ASSIGNMENT:
The full listing should be set down again precisely.
========================================
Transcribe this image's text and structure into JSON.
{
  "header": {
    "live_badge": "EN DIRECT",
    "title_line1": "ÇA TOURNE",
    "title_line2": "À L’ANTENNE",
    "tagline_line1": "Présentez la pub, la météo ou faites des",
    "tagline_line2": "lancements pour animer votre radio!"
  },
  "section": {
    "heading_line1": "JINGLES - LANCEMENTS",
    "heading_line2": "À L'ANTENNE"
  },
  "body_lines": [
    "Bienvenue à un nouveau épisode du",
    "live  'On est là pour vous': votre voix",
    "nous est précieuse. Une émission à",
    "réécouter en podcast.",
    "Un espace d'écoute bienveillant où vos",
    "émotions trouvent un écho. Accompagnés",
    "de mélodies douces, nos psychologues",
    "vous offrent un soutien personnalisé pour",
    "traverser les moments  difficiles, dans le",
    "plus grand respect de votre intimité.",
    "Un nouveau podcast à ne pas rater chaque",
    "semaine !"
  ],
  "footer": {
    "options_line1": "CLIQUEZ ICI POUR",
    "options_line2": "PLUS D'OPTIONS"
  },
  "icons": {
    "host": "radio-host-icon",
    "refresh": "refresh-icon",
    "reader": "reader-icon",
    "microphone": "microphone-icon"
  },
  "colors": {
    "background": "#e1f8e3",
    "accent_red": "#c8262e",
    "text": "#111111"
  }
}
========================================
WRITTEN SOLUTION:
Transcribe this image's text and structure into JSON.
{
  "header": {
    "live_badge": "EN DIRECT",
    "title_line1": "ÇA TOURNE",
    "title_line2": "À L’ANTENNE",
    "tagline_line1": "Présentez la pub, la météo ou faites des",
    "tagline_line2": "lancements pour animer votre radio!"
  },
  "section": {
    "heading_line1": "JINGLES - LANCEMENTS",
    "heading_line2": "À L'ANTENNE"
  },
  "body_lines": [
    "Bienvenue à un nouveau épisode du",
    "live  'On est là pour vous': votre voix",
    "nous est précieuse. Une émission à",
    "réécouter en podcast.",
    "Un espace d'écoute bienveillant où vos",
    "émotions trouvent un écho. Accompagnés",
    "de mélodies douces, nos psychologues",
    "vous offrent un soutien personnalisé pour",
    "traverser les moments  difficiles, dans le",
    "plus grand respect de votre intimité.",
    "Un nouveau podcast à ne pas rater chaque",
    "semaine !"
  ],
  "footer": {
    "options_line1": "CLIQUEZ ICI POUR",
    "options_line2": "PLUS D'OPTIONS"
  },
  "icons": {
    "host": "radio-host-icon",
    "refresh": "refresh-icon",
    "reader": "reader-icon",
    "microphone": "microphone-icon"
  },
  "colors": {
    "background": "#e1f8e3",
    "accent_red": "#c8262e",
    "text": "#111111"
  }
}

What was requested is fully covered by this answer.